Dr. Torres completed his residency in Physical Medicine and Rehabilitation at the University of Toledo, followed by an ACGME accredited 2-year Pain Medicine Fellowship at the University of South Florida. Dr. Torres is Board certified in Physical Medicine and Rehabilitation and Pain Medicine through the American Board of Physical Medicine and Rehabilitation. Following completion of his training, Dr. Torres accepted a position as faculty in the Department of Anesthesia at Moffitt Cancer Center, providing pain relief through minimally invasive procedures.

Today, Dr. Torres continues to hold a Clinical Assistant Professor appointment in the Department of Physical Medicine and Rehabilitation at the University of South Florida and Department of Neurology teaching Residents and Pain Medicine Fellows.

Novus Spine & Pain Center

Dr. Torres established Novus Spine & Pain Center in Lakeland, Florida with a goal of providing the highest quality pain management care to every patient. Whether pain is the result of an injury or from another condition, Dr. Torres offers many different treatment options.

Novus Spine & Pain Center utilizes a comprehensive approach and cutting edge therapies to restore normal function and allow patients to regain an active lifestyle while minimizing the need for opiates. As our patient, you are our top priority. Our goal is to help you achieve the best possible quality of life.

Our Mission Statement: To provide the best quality of life to people suffering from pain, by providing state of the art treatments, knowledge and skill, compassion, and respect for all.

For your convenience, you may schedule an appointment online, request a call back, or call our office at 863-583-4445.

Pain Management Resources

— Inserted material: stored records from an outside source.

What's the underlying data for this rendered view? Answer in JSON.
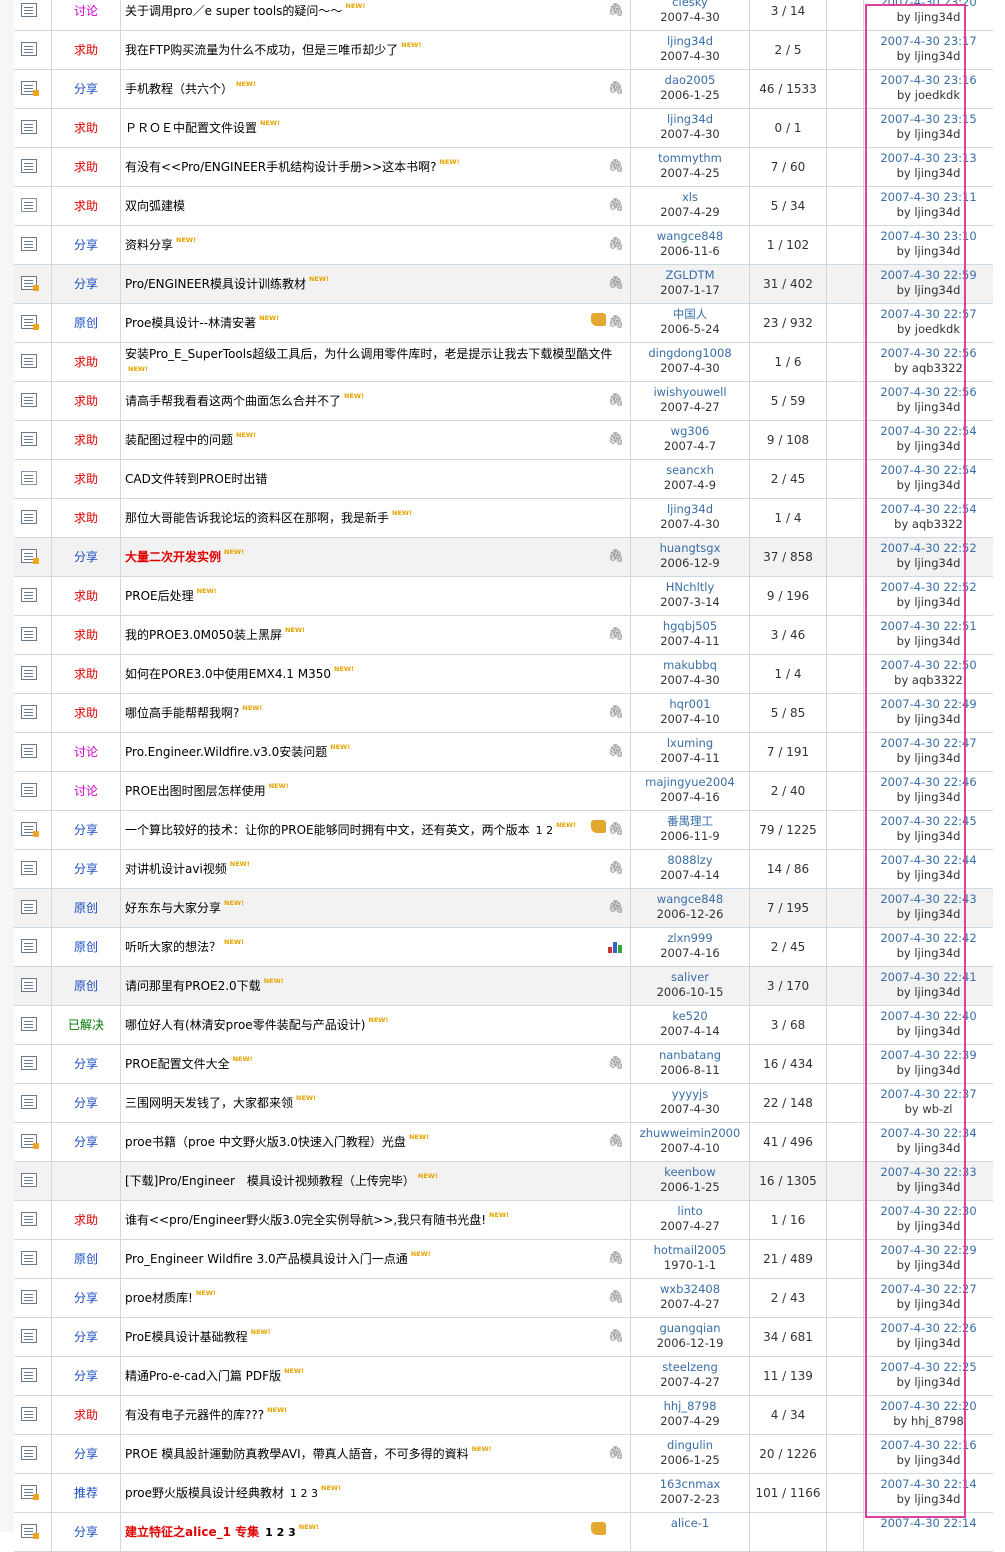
{
  "accent_colors": {
    "discuss": "#cc00cc",
    "help": "#dd0000",
    "share": "#1a4cc4",
    "solved": "#007700",
    "highlight": "#e0409a"
  },
  "rows": [
    {
      "type": "讨论",
      "title": "关于调用pro／e super tools的疑问～～",
      "new": "NEW!",
      "attach": true,
      "author": "clesky",
      "date": "2007-4-30",
      "count": "3 / 14",
      "last_time": "2007-4-30 23:20",
      "last_by": "by ljing34d"
    },
    {
      "type": "求助",
      "title": "我在FTP购买流量为什么不成功，但是三唯币却少了",
      "new": "NEW!",
      "author": "ljing34d",
      "date": "2007-4-30",
      "count": "2 / 5",
      "last_time": "2007-4-30 23:17",
      "last_by": "by ljing34d"
    },
    {
      "type": "分享",
      "title": "手机教程（共六个）",
      "new": "NEW!",
      "attach": true,
      "hot": true,
      "author": "dao2005",
      "date": "2006-1-25",
      "count": "46 / 1533",
      "last_time": "2007-4-30 23:16",
      "last_by": "by joedkdk"
    },
    {
      "type": "求助",
      "title": "ＰＲＯＥ中配置文件设置",
      "new": "NEW!",
      "author": "ljing34d",
      "date": "2007-4-30",
      "count": "0 / 1",
      "last_time": "2007-4-30 23:15",
      "last_by": "by ljing34d"
    },
    {
      "type": "求助",
      "title": "有没有<<Pro/ENGINEER手机结构设计手册>>这本书啊?",
      "new": "NEW!",
      "attach": true,
      "author": "tommythm",
      "date": "2007-4-25",
      "count": "7 / 60",
      "last_time": "2007-4-30 23:13",
      "last_by": "by ljing34d"
    },
    {
      "type": "求助",
      "title": "双向弧建模",
      "attach": true,
      "plain": true,
      "author": "xls",
      "date": "2007-4-29",
      "count": "5 / 34",
      "last_time": "2007-4-30 23:11",
      "last_by": "by ljing34d"
    },
    {
      "type": "分享",
      "title": "资料分享",
      "new": "NEW!",
      "attach": true,
      "author": "wangce848",
      "date": "2006-11-6",
      "count": "1 / 102",
      "last_time": "2007-4-30 23:10",
      "last_by": "by ljing34d"
    },
    {
      "type": "分享",
      "title": "Pro/ENGINEER模具设计训练教材",
      "new": "NEW!",
      "attach": true,
      "alt": true,
      "hot": true,
      "author": "ZGLDTM",
      "date": "2007-1-17",
      "count": "31 / 402",
      "last_time": "2007-4-30 22:59",
      "last_by": "by ljing34d"
    },
    {
      "type": "原创",
      "title": "Proe模具设计--林清安著",
      "new": "NEW!",
      "attach": true,
      "thumb": true,
      "hot": true,
      "author": "中国人",
      "date": "2006-5-24",
      "count": "23 / 932",
      "last_time": "2007-4-30 22:57",
      "last_by": "by joedkdk"
    },
    {
      "type": "求助",
      "title": "安装Pro_E_SuperTools超级工具后，为什么调用零件库时，老是提示让我去下载模型酷文件",
      "new": "NEW!",
      "two": true,
      "author": "dingdong1008",
      "date": "2007-4-30",
      "count": "1 / 6",
      "last_time": "2007-4-30 22:56",
      "last_by": "by aqb3322"
    },
    {
      "type": "求助",
      "title": "请高手帮我看看这两个曲面怎么合并不了",
      "new": "NEW!",
      "attach": true,
      "author": "iwishyouwell",
      "date": "2007-4-27",
      "count": "5 / 59",
      "last_time": "2007-4-30 22:56",
      "last_by": "by ljing34d"
    },
    {
      "type": "求助",
      "title": "装配图过程中的问题",
      "new": "NEW!",
      "attach": true,
      "author": "wg306",
      "date": "2007-4-7",
      "count": "9 / 108",
      "last_time": "2007-4-30 22:54",
      "last_by": "by ljing34d"
    },
    {
      "type": "求助",
      "title": "CAD文件转到PROE时出错",
      "plain": true,
      "author": "seancxh",
      "date": "2007-4-9",
      "count": "2 / 45",
      "last_time": "2007-4-30 22:54",
      "last_by": "by ljing34d"
    },
    {
      "type": "求助",
      "title": "那位大哥能告诉我论坛的资料区在那啊，我是新手",
      "new": "NEW!",
      "author": "ljing34d",
      "date": "2007-4-30",
      "count": "1 / 4",
      "last_time": "2007-4-30 22:54",
      "last_by": "by aqb3322"
    },
    {
      "type": "分享",
      "title": "大量二次开发实例",
      "new": "NEW!",
      "attach": true,
      "alt": true,
      "red": true,
      "hot": true,
      "author": "huangtsgx",
      "date": "2006-12-9",
      "count": "37 / 858",
      "last_time": "2007-4-30 22:52",
      "last_by": "by ljing34d"
    },
    {
      "type": "求助",
      "title": "PROE后处理",
      "new": "NEW!",
      "author": "HNchltly",
      "date": "2007-3-14",
      "count": "9 / 196",
      "last_time": "2007-4-30 22:52",
      "last_by": "by ljing34d"
    },
    {
      "type": "求助",
      "title": "我的PROE3.0M050装上黑屏",
      "new": "NEW!",
      "attach": true,
      "author": "hgqbj505",
      "date": "2007-4-11",
      "count": "3 / 46",
      "last_time": "2007-4-30 22:51",
      "last_by": "by ljing34d"
    },
    {
      "type": "求助",
      "title": "如何在PORE3.0中使用EMX4.1 M350",
      "new": "NEW!",
      "author": "makubbq",
      "date": "2007-4-30",
      "count": "1 / 4",
      "last_time": "2007-4-30 22:50",
      "last_by": "by aqb3322"
    },
    {
      "type": "求助",
      "title": "哪位高手能帮帮我啊?",
      "new": "NEW!",
      "attach": true,
      "author": "hqr001",
      "date": "2007-4-10",
      "count": "5 / 85",
      "last_time": "2007-4-30 22:49",
      "last_by": "by ljing34d"
    },
    {
      "type": "讨论",
      "title": "Pro.Engineer.Wildfire.v3.0安装问题",
      "new": "NEW!",
      "attach": true,
      "author": "lxuming",
      "date": "2007-4-11",
      "count": "7 / 191",
      "last_time": "2007-4-30 22:47",
      "last_by": "by ljing34d"
    },
    {
      "type": "讨论",
      "title": "PROE出图时图层怎样使用",
      "new": "NEW!",
      "author": "majingyue2004",
      "date": "2007-4-16",
      "count": "2 / 40",
      "last_time": "2007-4-30 22:46",
      "last_by": "by ljing34d"
    },
    {
      "type": "分享",
      "title": "一个算比较好的技术：让你的PROE能够同时拥有中文，还有英文，两个版本",
      "pages": "1 2",
      "new": "NEW!",
      "attach": true,
      "thumb": true,
      "hot": true,
      "author": "番禺理工",
      "date": "2006-11-9",
      "count": "79 / 1225",
      "last_time": "2007-4-30 22:45",
      "last_by": "by ljing34d"
    },
    {
      "type": "分享",
      "title": "对讲机设计avi视频",
      "new": "NEW!",
      "attach": true,
      "author": "8088lzy",
      "date": "2007-4-14",
      "count": "14 / 86",
      "last_time": "2007-4-30 22:44",
      "last_by": "by ljing34d"
    },
    {
      "type": "原创",
      "title": "好东东与大家分享",
      "new": "NEW!",
      "attach": true,
      "alt": true,
      "author": "wangce848",
      "date": "2006-12-26",
      "count": "7 / 195",
      "last_time": "2007-4-30 22:43",
      "last_by": "by ljing34d"
    },
    {
      "type": "原创",
      "title": "听听大家的想法？",
      "new": "NEW!",
      "poll": true,
      "author": "zlxn999",
      "date": "2007-4-16",
      "count": "2 / 45",
      "last_time": "2007-4-30 22:42",
      "last_by": "by ljing34d"
    },
    {
      "type": "原创",
      "title": "请问那里有PROE2.0下载",
      "new": "NEW!",
      "alt": true,
      "author": "saliver",
      "date": "2006-10-15",
      "count": "3 / 170",
      "last_time": "2007-4-30 22:41",
      "last_by": "by ljing34d"
    },
    {
      "type": "已解决",
      "title": "哪位好人有(林清安proe零件装配与产品设计)",
      "new": "NEW!",
      "author": "ke520",
      "date": "2007-4-14",
      "count": "3 / 68",
      "last_time": "2007-4-30 22:40",
      "last_by": "by ljing34d"
    },
    {
      "type": "分享",
      "title": "PROE配置文件大全",
      "new": "NEW!",
      "attach": true,
      "author": "nanbatang",
      "date": "2006-8-11",
      "count": "16 / 434",
      "last_time": "2007-4-30 22:39",
      "last_by": "by ljing34d"
    },
    {
      "type": "分享",
      "title": "三围网明天发钱了，大家都来领",
      "new": "NEW!",
      "author": "yyyyjs",
      "date": "2007-4-30",
      "count": "22 / 148",
      "last_time": "2007-4-30 22:37",
      "last_by": "by wb-zl"
    },
    {
      "type": "分享",
      "title": "proe书籍（proe 中文野火版3.0快速入门教程）光盘",
      "new": "NEW!",
      "attach": true,
      "hot": true,
      "author": "zhuwweimin2000",
      "date": "2007-4-10",
      "count": "41 / 496",
      "last_time": "2007-4-30 22:34",
      "last_by": "by ljing34d"
    },
    {
      "type": "",
      "title": "[下载]Pro/Engineer　模具设计视频教程（上传完毕）",
      "new": "NEW!",
      "alt": true,
      "author": "keenbow",
      "date": "2006-1-25",
      "count": "16 / 1305",
      "last_time": "2007-4-30 22:33",
      "last_by": "by ljing34d"
    },
    {
      "type": "求助",
      "title": "谁有<<pro/Engineer野火版3.0完全实例导航>>,我只有随书光盘!",
      "new": "NEW!",
      "author": "linto",
      "date": "2007-4-27",
      "count": "1 / 16",
      "last_time": "2007-4-30 22:30",
      "last_by": "by ljing34d"
    },
    {
      "type": "原创",
      "title": "Pro_Engineer Wildfire 3.0产品模具设计入门一点通",
      "new": "NEW!",
      "attach": true,
      "author": "hotmail2005",
      "date": "1970-1-1",
      "count": "21 / 489",
      "last_time": "2007-4-30 22:29",
      "last_by": "by ljing34d"
    },
    {
      "type": "分享",
      "title": "proe材质库!",
      "new": "NEW!",
      "attach": true,
      "author": "wxb32408",
      "date": "2007-4-27",
      "count": "2 / 43",
      "last_time": "2007-4-30 22:27",
      "last_by": "by ljing34d"
    },
    {
      "type": "分享",
      "title": "ProE模具设计基础教程",
      "new": "NEW!",
      "attach": true,
      "author": "guangqian",
      "date": "2006-12-19",
      "count": "34 / 681",
      "last_time": "2007-4-30 22:26",
      "last_by": "by ljing34d"
    },
    {
      "type": "分享",
      "title": "精通Pro-e-cad入门篇 PDF版",
      "new": "NEW!",
      "author": "steelzeng",
      "date": "2007-4-27",
      "count": "11 / 139",
      "last_time": "2007-4-30 22:25",
      "last_by": "by ljing34d"
    },
    {
      "type": "求助",
      "title": "有没有电子元器件的库???",
      "new": "NEW!",
      "author": "hhj_8798",
      "date": "2007-4-29",
      "count": "4 / 34",
      "last_time": "2007-4-30 22:20",
      "last_by": "by hhj_8798"
    },
    {
      "type": "分享",
      "title": "PROE 模具設計運動防真教學AVI，帶真人語音，不可多得的資料",
      "new": "NEW!",
      "attach": true,
      "author": "dingulin",
      "date": "2006-1-25",
      "count": "20 / 1226",
      "last_time": "2007-4-30 22:16",
      "last_by": "by ljing34d"
    },
    {
      "type": "推荐",
      "title": "proe野火版模具设计经典教材",
      "pages": "1 2 3",
      "new": "NEW!",
      "hot": true,
      "author": "163cnmax",
      "date": "2007-2-23",
      "count": "101 / 1166",
      "last_time": "2007-4-30 22:14",
      "last_by": "by ljing34d"
    },
    {
      "type": "分享",
      "title": "建立特征之alice_1 专集",
      "pages": "1 2 3",
      "new": "NEW!",
      "red": true,
      "thumb": true,
      "hot": true,
      "author": "alice-1",
      "date": "",
      "count": "",
      "last_time": "2007-4-30 22:14",
      "last_by": ""
    }
  ]
}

American Pain Association (
Know Your Pain Treatment Options (
Lifestyle Strategies for Pain Management (
Pain Management (
What is Pain Medicine (
Managing Chronic Pain: A Cognitive-Behavioral Therapy Approach (
Can Mindfulness Meditation Really Reduce Pain and Suffering? (